◆ **Required action**
Please print out every entry below, verbatim.

Content starts

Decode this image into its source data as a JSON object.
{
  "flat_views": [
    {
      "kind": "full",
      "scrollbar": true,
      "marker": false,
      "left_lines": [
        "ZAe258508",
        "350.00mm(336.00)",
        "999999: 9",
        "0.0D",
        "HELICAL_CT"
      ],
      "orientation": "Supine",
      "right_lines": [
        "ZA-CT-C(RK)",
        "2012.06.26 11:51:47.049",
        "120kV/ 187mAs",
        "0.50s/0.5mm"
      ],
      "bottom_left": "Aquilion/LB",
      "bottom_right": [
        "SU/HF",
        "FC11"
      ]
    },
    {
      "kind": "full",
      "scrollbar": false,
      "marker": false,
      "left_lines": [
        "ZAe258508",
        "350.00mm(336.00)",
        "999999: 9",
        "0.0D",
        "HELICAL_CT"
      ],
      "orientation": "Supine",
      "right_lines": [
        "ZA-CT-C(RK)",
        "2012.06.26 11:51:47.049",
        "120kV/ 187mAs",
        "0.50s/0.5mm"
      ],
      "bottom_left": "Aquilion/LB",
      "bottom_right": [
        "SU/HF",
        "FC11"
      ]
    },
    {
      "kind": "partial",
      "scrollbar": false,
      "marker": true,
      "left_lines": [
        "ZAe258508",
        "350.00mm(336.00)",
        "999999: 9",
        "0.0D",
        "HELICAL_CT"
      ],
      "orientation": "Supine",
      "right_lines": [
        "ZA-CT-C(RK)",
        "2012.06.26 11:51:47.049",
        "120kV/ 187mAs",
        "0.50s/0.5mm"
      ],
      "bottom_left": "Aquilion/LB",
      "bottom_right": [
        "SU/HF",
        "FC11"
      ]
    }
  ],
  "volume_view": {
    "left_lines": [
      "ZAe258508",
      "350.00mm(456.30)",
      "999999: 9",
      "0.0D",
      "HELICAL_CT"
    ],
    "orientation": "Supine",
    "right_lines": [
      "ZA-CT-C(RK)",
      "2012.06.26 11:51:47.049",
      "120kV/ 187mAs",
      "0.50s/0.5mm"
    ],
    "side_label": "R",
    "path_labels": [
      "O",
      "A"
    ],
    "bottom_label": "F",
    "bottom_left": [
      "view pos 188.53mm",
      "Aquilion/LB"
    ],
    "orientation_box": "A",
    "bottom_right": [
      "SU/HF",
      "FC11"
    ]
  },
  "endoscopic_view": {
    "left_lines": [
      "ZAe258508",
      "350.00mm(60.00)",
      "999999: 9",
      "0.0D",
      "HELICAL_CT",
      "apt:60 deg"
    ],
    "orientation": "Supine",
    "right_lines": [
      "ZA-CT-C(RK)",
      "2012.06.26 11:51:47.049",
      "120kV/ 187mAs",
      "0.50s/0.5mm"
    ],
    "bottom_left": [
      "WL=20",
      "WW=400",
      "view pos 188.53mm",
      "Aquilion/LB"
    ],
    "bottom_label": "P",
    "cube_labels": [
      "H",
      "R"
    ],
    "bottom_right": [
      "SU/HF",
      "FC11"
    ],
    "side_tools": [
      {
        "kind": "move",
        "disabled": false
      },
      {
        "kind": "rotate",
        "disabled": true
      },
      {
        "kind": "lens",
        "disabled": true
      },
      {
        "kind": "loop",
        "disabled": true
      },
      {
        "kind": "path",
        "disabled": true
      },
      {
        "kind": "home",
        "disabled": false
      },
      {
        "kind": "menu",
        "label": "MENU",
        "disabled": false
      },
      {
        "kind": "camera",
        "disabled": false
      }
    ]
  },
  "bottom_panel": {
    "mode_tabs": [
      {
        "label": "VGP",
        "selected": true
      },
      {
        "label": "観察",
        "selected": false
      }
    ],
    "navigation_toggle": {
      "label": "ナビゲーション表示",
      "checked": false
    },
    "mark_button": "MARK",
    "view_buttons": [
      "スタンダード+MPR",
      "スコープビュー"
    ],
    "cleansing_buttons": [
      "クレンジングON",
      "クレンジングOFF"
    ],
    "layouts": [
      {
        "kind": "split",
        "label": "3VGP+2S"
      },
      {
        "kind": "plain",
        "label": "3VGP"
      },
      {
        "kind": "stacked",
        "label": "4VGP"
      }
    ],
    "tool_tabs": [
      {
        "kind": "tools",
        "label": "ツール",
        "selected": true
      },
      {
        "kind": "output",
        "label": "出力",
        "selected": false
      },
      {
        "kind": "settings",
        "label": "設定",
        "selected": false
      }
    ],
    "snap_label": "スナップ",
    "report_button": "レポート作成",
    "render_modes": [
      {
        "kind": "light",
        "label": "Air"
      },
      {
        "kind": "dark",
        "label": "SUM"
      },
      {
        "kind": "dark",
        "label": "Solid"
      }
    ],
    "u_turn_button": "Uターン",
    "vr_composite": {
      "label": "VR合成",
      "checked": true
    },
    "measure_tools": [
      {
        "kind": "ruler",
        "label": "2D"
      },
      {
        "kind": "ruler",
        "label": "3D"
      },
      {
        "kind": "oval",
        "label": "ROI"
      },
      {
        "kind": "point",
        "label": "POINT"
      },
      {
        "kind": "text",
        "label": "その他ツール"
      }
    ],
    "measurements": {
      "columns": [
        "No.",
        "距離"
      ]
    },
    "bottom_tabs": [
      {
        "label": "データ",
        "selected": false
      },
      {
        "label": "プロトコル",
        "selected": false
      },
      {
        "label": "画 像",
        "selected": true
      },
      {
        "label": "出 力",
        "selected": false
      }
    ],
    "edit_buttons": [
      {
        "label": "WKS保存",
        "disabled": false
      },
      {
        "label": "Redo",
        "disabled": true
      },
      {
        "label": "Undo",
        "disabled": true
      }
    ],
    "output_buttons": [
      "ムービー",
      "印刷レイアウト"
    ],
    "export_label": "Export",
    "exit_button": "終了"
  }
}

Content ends

◆ **Written reply**
Decode this image into its source data as a JSON object.
{
  "flat_views": [
    {
      "kind": "full",
      "scrollbar": true,
      "marker": false,
      "left_lines": [
        "ZAe258508",
        "350.00mm(336.00)",
        "999999: 9",
        "0.0D",
        "HELICAL_CT"
      ],
      "orientation": "Supine",
      "right_lines": [
        "ZA-CT-C(RK)",
        "2012.06.26 11:51:47.049",
        "120kV/ 187mAs",
        "0.50s/0.5mm"
      ],
      "bottom_left": "Aquilion/LB",
      "bottom_right": [
        "SU/HF",
        "FC11"
      ]
    },
    {
      "kind": "full",
      "scrollbar": false,
      "marker": false,
      "left_lines": [
        "ZAe258508",
        "350.00mm(336.00)",
        "999999: 9",
        "0.0D",
        "HELICAL_CT"
      ],
      "orientation": "Supine",
      "right_lines": [
        "ZA-CT-C(RK)",
        "2012.06.26 11:51:47.049",
        "120kV/ 187mAs",
        "0.50s/0.5mm"
      ],
      "bottom_left": "Aquilion/LB",
      "bottom_right": [
        "SU/HF",
        "FC11"
      ]
    },
    {
      "kind": "partial",
      "scrollbar": false,
      "marker": true,
      "left_lines": [
        "ZAe258508",
        "350.00mm(336.00)",
        "999999: 9",
        "0.0D",
        "HELICAL_CT"
      ],
      "orientation": "Supine",
      "right_lines": [
        "ZA-CT-C(RK)",
        "2012.06.26 11:51:47.049",
        "120kV/ 187mAs",
        "0.50s/0.5mm"
      ],
      "bottom_left": "Aquilion/LB",
      "bottom_right": [
        "SU/HF",
        "FC11"
      ]
    }
  ],
  "volume_view": {
    "left_lines": [
      "ZAe258508",
      "350.00mm(456.30)",
      "999999: 9",
      "0.0D",
      "HELICAL_CT"
    ],
    "orientation": "Supine",
    "right_lines": [
      "ZA-CT-C(RK)",
      "2012.06.26 11:51:47.049",
      "120kV/ 187mAs",
      "0.50s/0.5mm"
    ],
    "side_label": "R",
    "path_labels": [
      "O",
      "A"
    ],
    "bottom_label": "F",
    "bottom_left": [
      "view pos 188.53mm",
      "Aquilion/LB"
    ],
    "orientation_box": "A",
    "bottom_right": [
      "SU/HF",
      "FC11"
    ]
  },
  "endoscopic_view": {
    "left_lines": [
      "ZAe258508",
      "350.00mm(60.00)",
      "999999: 9",
      "0.0D",
      "HELICAL_CT",
      "apt:60 deg"
    ],
    "orientation": "Supine",
    "right_lines": [
      "ZA-CT-C(RK)",
      "2012.06.26 11:51:47.049",
      "120kV/ 187mAs",
      "0.50s/0.5mm"
    ],
    "bottom_left": [
      "WL=20",
      "WW=400",
      "view pos 188.53mm",
      "Aquilion/LB"
    ],
    "bottom_label": "P",
    "cube_labels": [
      "H",
      "R"
    ],
    "bottom_right": [
      "SU/HF",
      "FC11"
    ],
    "side_tools": [
      {
        "kind": "move",
        "disabled": false
      },
      {
        "kind": "rotate",
        "disabled": true
      },
      {
        "kind": "lens",
        "disabled": true
      },
      {
        "kind": "loop",
        "disabled": true
      },
      {
        "kind": "path",
        "disabled": true
      },
      {
        "kind": "home",
        "disabled": false
      },
      {
        "kind": "menu",
        "label": "MENU",
        "disabled": false
      },
      {
        "kind": "camera",
        "disabled": false
      }
    ]
  },
  "bottom_panel": {
    "mode_tabs": [
      {
        "label": "VGP",
        "selected": true
      },
      {
        "label": "観察",
        "selected": false
      }
    ],
    "navigation_toggle": {
      "label": "ナビゲーション表示",
      "checked": false
    },
    "mark_button": "MARK",
    "view_buttons": [
      "スタンダード+MPR",
      "スコープビュー"
    ],
    "cleansing_buttons": [
      "クレンジングON",
      "クレンジングOFF"
    ],
    "layouts": [
      {
        "kind": "split",
        "label": "3VGP+2S"
      },
      {
        "kind": "plain",
        "label": "3VGP"
      },
      {
        "kind": "stacked",
        "label": "4VGP"
      }
    ],
    "tool_tabs": [
      {
        "kind": "tools",
        "label": "ツール",
        "selected": true
      },
      {
        "kind": "output",
        "label": "出力",
        "selected": false
      },
      {
        "kind": "settings",
        "label": "設定",
        "selected": false
      }
    ],
    "snap_label": "スナップ",
    "report_button": "レポート作成",
    "render_modes": [
      {
        "kind": "light",
        "label": "Air"
      },
      {
        "kind": "dark",
        "label": "SUM"
      },
      {
        "kind": "dark",
        "label": "Solid"
      }
    ],
    "u_turn_button": "Uターン",
    "vr_composite": {
      "label": "VR合成",
      "checked": true
    },
    "measure_tools": [
      {
        "kind": "ruler",
        "label": "2D"
      },
      {
        "kind": "ruler",
        "label": "3D"
      },
      {
        "kind": "oval",
        "label": "ROI"
      },
      {
        "kind": "point",
        "label": "POINT"
      },
      {
        "kind": "text",
        "label": "その他ツール"
      }
    ],
    "measurements": {
      "columns": [
        "No.",
        "距離"
      ]
    },
    "bottom_tabs": [
      {
        "label": "データ",
        "selected": false
      },
      {
        "label": "プロトコル",
        "selected": false
      },
      {
        "label": "画 像",
        "selected": true
      },
      {
        "label": "出 力",
        "selected": false
      }
    ],
    "edit_buttons": [
      {
        "label": "WKS保存",
        "disabled": false
      },
      {
        "label": "Redo",
        "disabled": true
      },
      {
        "label": "Undo",
        "disabled": true
      }
    ],
    "output_buttons": [
      "ムービー",
      "印刷レイアウト"
    ],
    "export_label": "Export",
    "exit_button": "終了"
  }
}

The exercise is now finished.